Cork City communities are being overrun with inappropriate housing development. Well researched and detailed objections to development are largely disregarded and summarily dismissed. Local democracy is at an all-time low.
The strong and in-depth objections — based on factual evidence — of the local community to the proposed development of the historical Good Shepherd Magdalen Laundry site in the Sunday’s Well/Blarney St area is a prime example. The authorities have effectively torn up the existing Cork City Development Plan relating to Sunday’s Well.
The irrefutable arguments raised against this development have been brushed aside, the goalposts ignored.

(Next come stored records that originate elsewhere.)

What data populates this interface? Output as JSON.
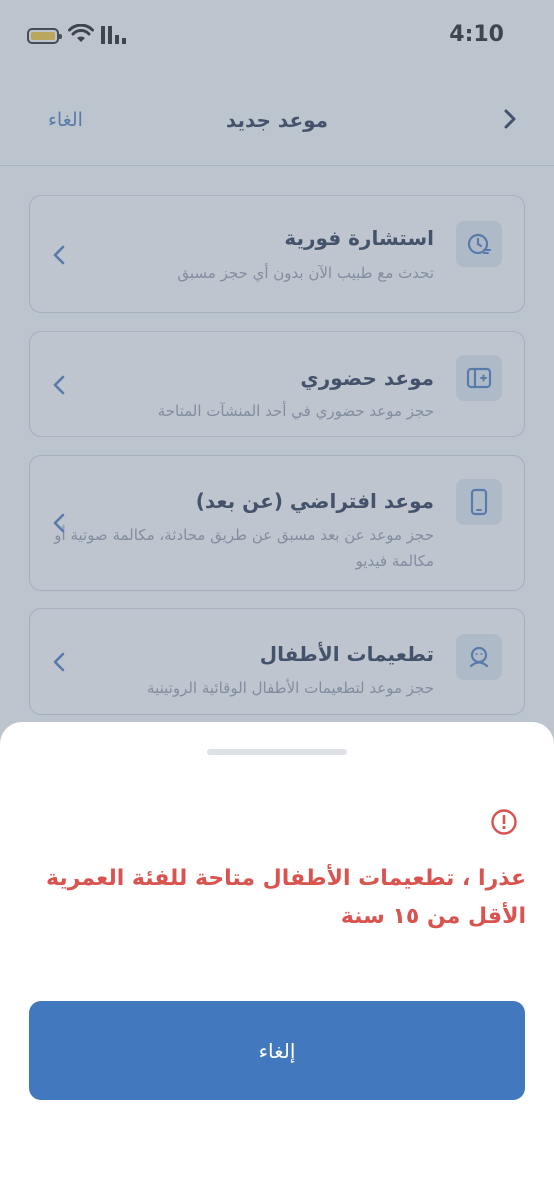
{
  "status_bar": {
    "time": "4:10"
  },
  "header": {
    "title": "موعد جديد",
    "cancel_label": "الغاء"
  },
  "options": [
    {
      "title": "استشارة فورية",
      "description": "تحدث مع طبيب الآن بدون أي حجز مسبق",
      "icon": "instant-consult-icon"
    },
    {
      "title": "موعد حضوري",
      "description": "حجز موعد حضوري في أحد المنشآت المتاحة",
      "icon": "clinic-icon"
    },
    {
      "title": "موعد افتراضي (عن بعد)",
      "description": "حجز موعد عن بعد مسبق عن طريق محادثة، مكالمة صوتية أو مكالمة فيديو",
      "icon": "phone-icon"
    },
    {
      "title": "تطعيمات الأطفال",
      "description": "حجز موعد لتطعيمات الأطفال الوقائية الروتينية",
      "icon": "child-vaccine-icon"
    }
  ],
  "sheet": {
    "message": "عذرا ، تطعيمات الأطفال متاحة للفئة العمرية الأقل من ١٥ سنة",
    "button_label": "إلغاء"
  },
  "colors": {
    "primary": "#4279be",
    "error": "#d9534f",
    "title": "#1b2b48",
    "battery": "#f2c12e"
  }
}
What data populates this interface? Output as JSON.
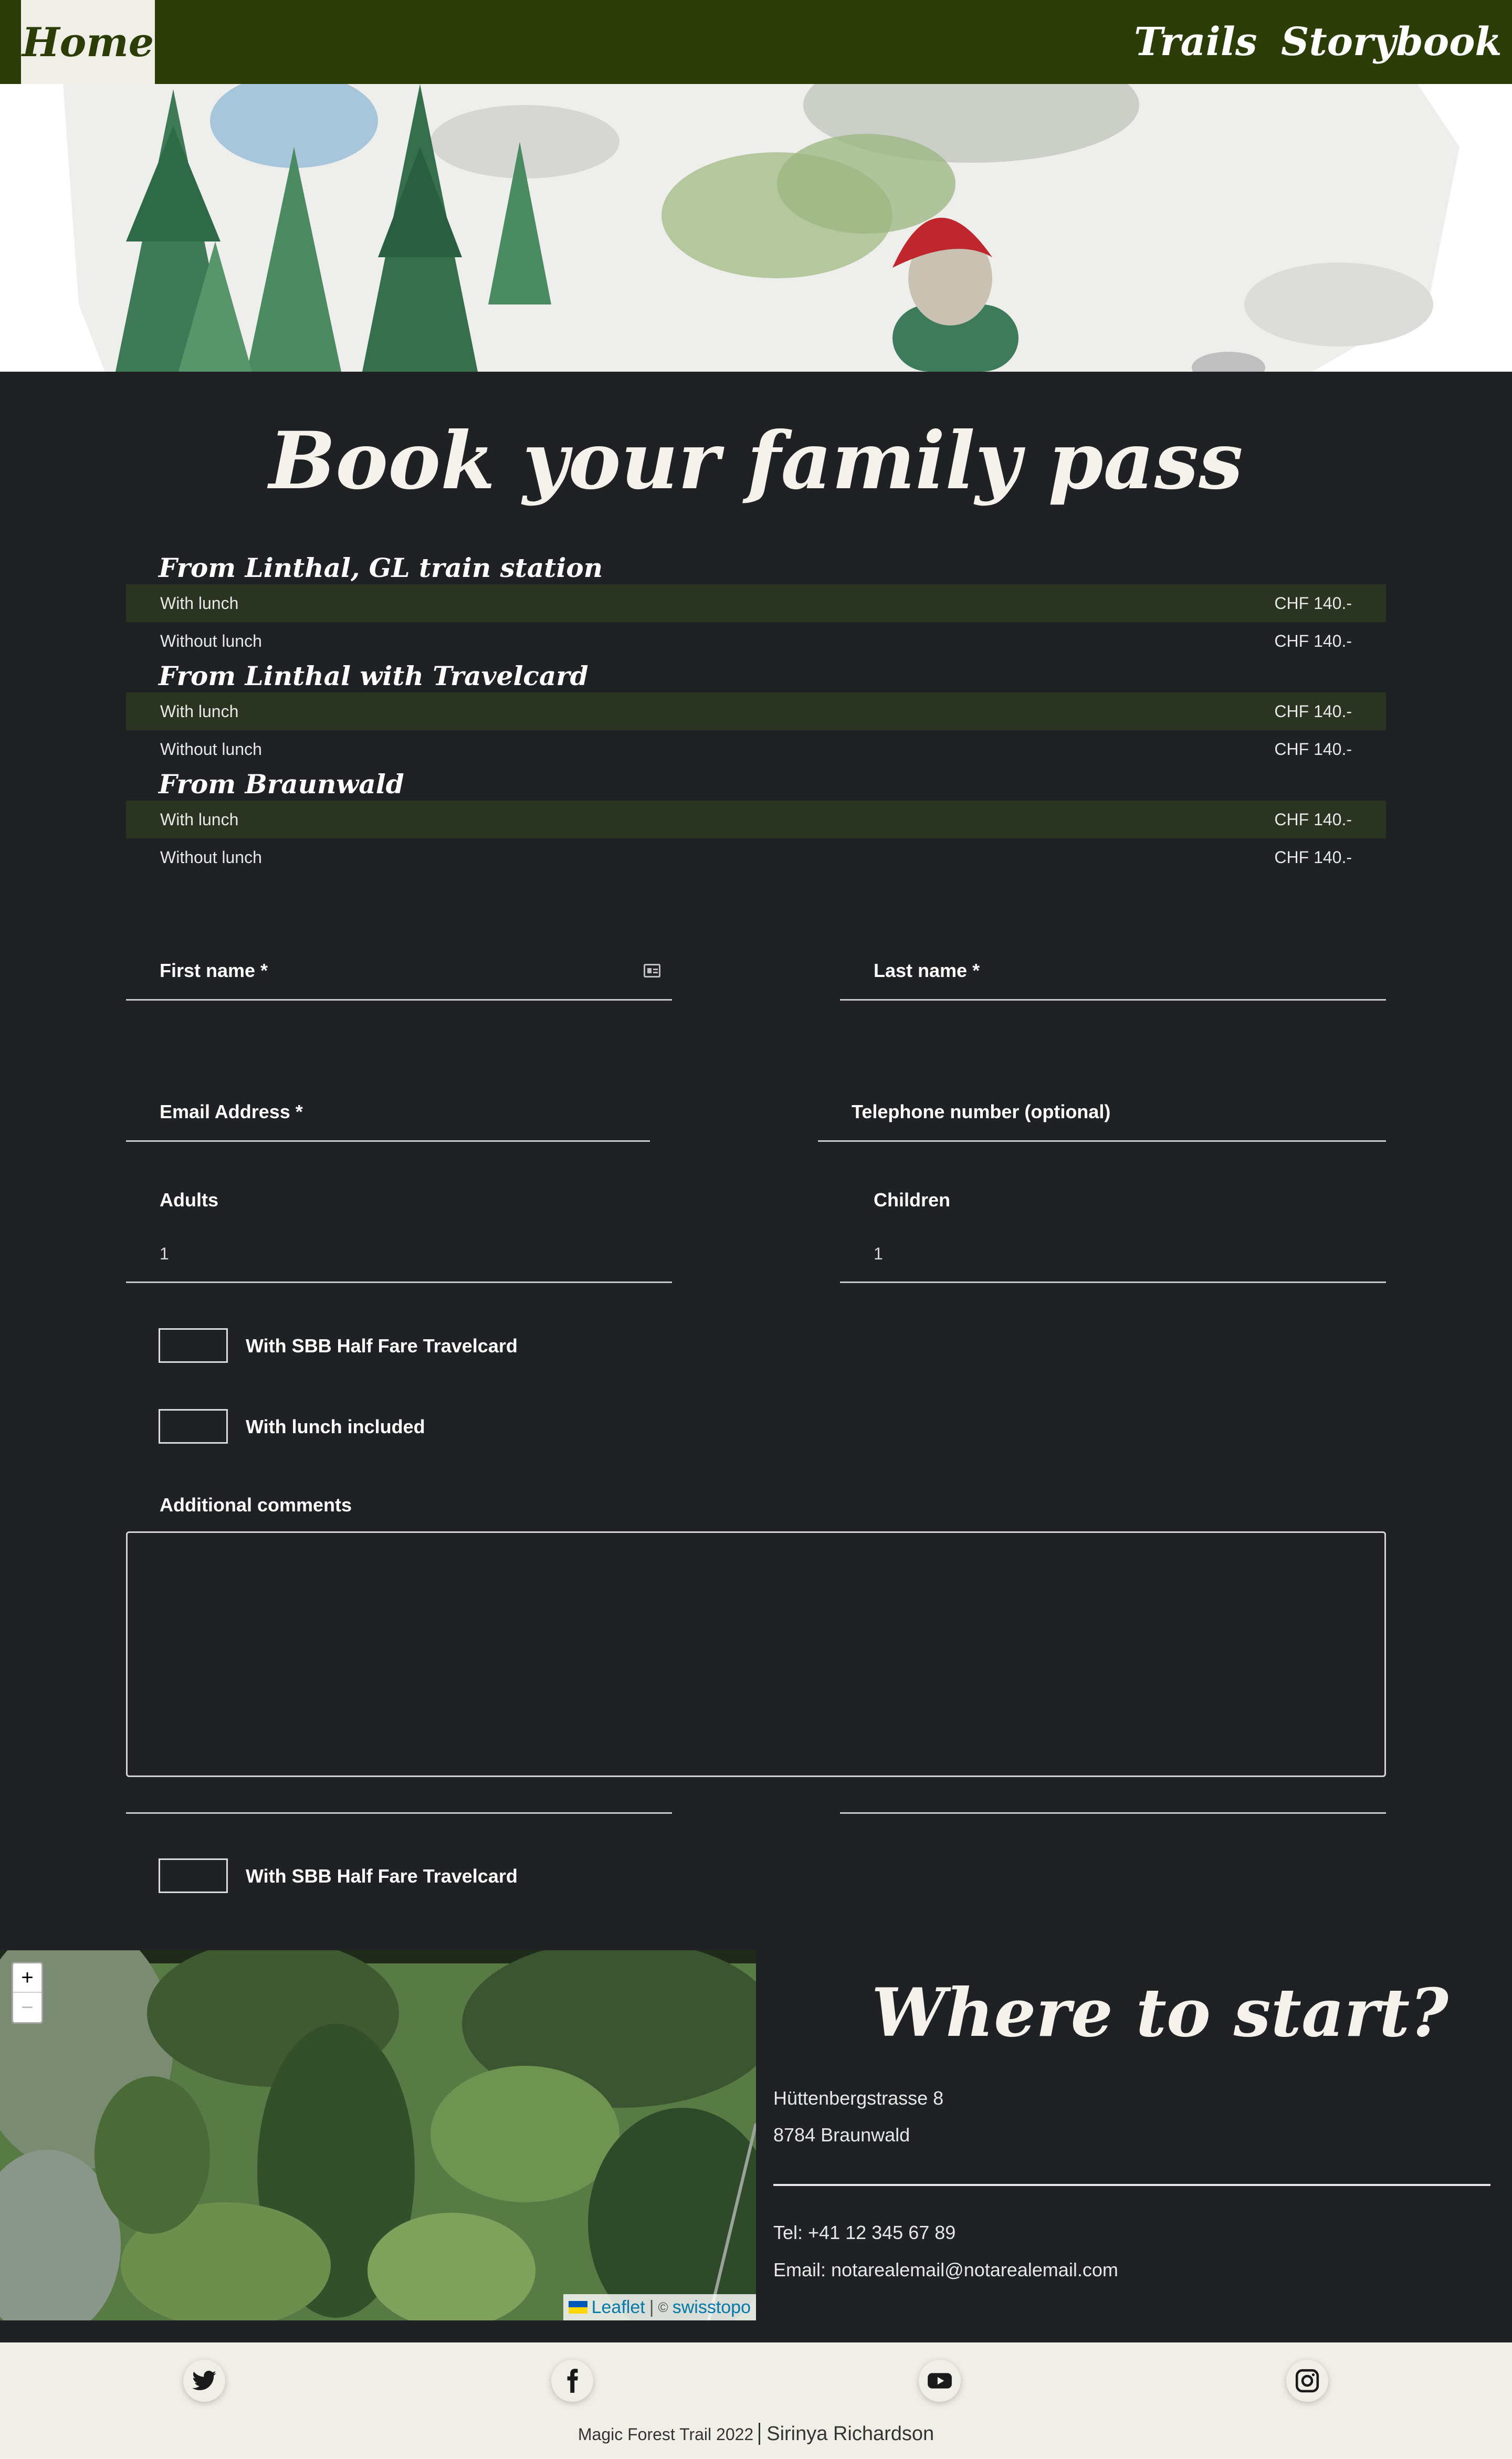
{
  "nav": {
    "home": "Home",
    "trails": "Trails",
    "storybook": "Storybook"
  },
  "booking": {
    "title": "Book your family pass",
    "sections": [
      {
        "title": "From Linthal, GL train station",
        "rows": [
          {
            "label": "With lunch",
            "price": "CHF 140.-"
          },
          {
            "label": "Without lunch",
            "price": "CHF 140.-"
          }
        ]
      },
      {
        "title": "From Linthal with Travelcard",
        "rows": [
          {
            "label": "With lunch",
            "price": "CHF 140.-"
          },
          {
            "label": "Without lunch",
            "price": "CHF 140.-"
          }
        ]
      },
      {
        "title": "From Braunwald",
        "rows": [
          {
            "label": "With lunch",
            "price": "CHF 140.-"
          },
          {
            "label": "Without lunch",
            "price": "CHF 140.-"
          }
        ]
      }
    ]
  },
  "form": {
    "first_name_label": "First name *",
    "last_name_label": "Last name *",
    "email_label": "Email Address *",
    "phone_label": "Telephone number (optional)",
    "adults_label": "Adults",
    "adults_value": "1",
    "children_label": "Children",
    "children_value": "1",
    "halffare_label": "With SBB Half Fare Travelcard",
    "lunch_label": "With lunch included",
    "comments_label": "Additional comments",
    "halffare_label_2": "With SBB Half Fare Travelcard"
  },
  "map": {
    "zoom_in": "+",
    "zoom_out": "−",
    "leaflet": "Leaflet",
    "separator": "|",
    "copy": "©",
    "provider": "swisstopo"
  },
  "where": {
    "title": "Where to start?",
    "street": "Hüttenbergstrasse 8",
    "city": "8784 Braunwald",
    "tel": "Tel: +41 12 345 67 89",
    "email": "Email: notarealemail@notarealemail.com"
  },
  "footer": {
    "copyright": "Magic Forest Trail 2022",
    "author": "Sirinya Richardson"
  },
  "icons": [
    "twitter-icon",
    "facebook-icon",
    "youtube-icon",
    "instagram-icon",
    "card-icon"
  ]
}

I defy the planners to come to live in the immediate vicinity of the site for the four years while it is being developed to live the hellish experience that the local community will endure and also after completion — the danger to life, health and safety, the total disruption, the noise, the pollution, the gridlocked traffic on already congested narrow, winding, hazardous single lane roads with the perilously narrow — or non-existent — footpaths and the precarious road junctions. The authorities are irresponsible in their denial or dismissal of these documented facts.
Should we have expected any better? This is Goliath against David. The big boys, the planning authorities and the vested interests, have bullied their way through all the obstacles, and local democracy has been trampled on.
Official procedures appear as a mere façade.
Reasoned, sustainable and aesthetic development is quite feasible in the Good Shepherd Sunday’s Well site.
In Cork City, we need look no further for an example than the imaginative, far-sighted, aesthetic and ecologically and socially responsible major development of the Nano Nagle Centre on inner-city Douglas St, including social housing.
However, the land-locked former laundry site is deemed suitable for a development of extensive monolithic blockhouses — a site with only one narrow access point for traffic, and dangerous pedestrian spillover onto a narrow hill with no possible footpath and blind corners. The development will unsustainably double both the local population and the already intolerable traffic congestion.
If Cork is to be a showcase of modern development, there is land aplenty and a host of derelict buildings that could be developed in and around the city if the council had the foresight, sensitivity and will to do so. Must so many of our planners and developers continue to be bereft of visual and cultural intelligence and defy the wishes and sincere concerns of local communities? The greater good of the Cork community, local and farther away, is not served by the opportunistic approval of this inappropriate development.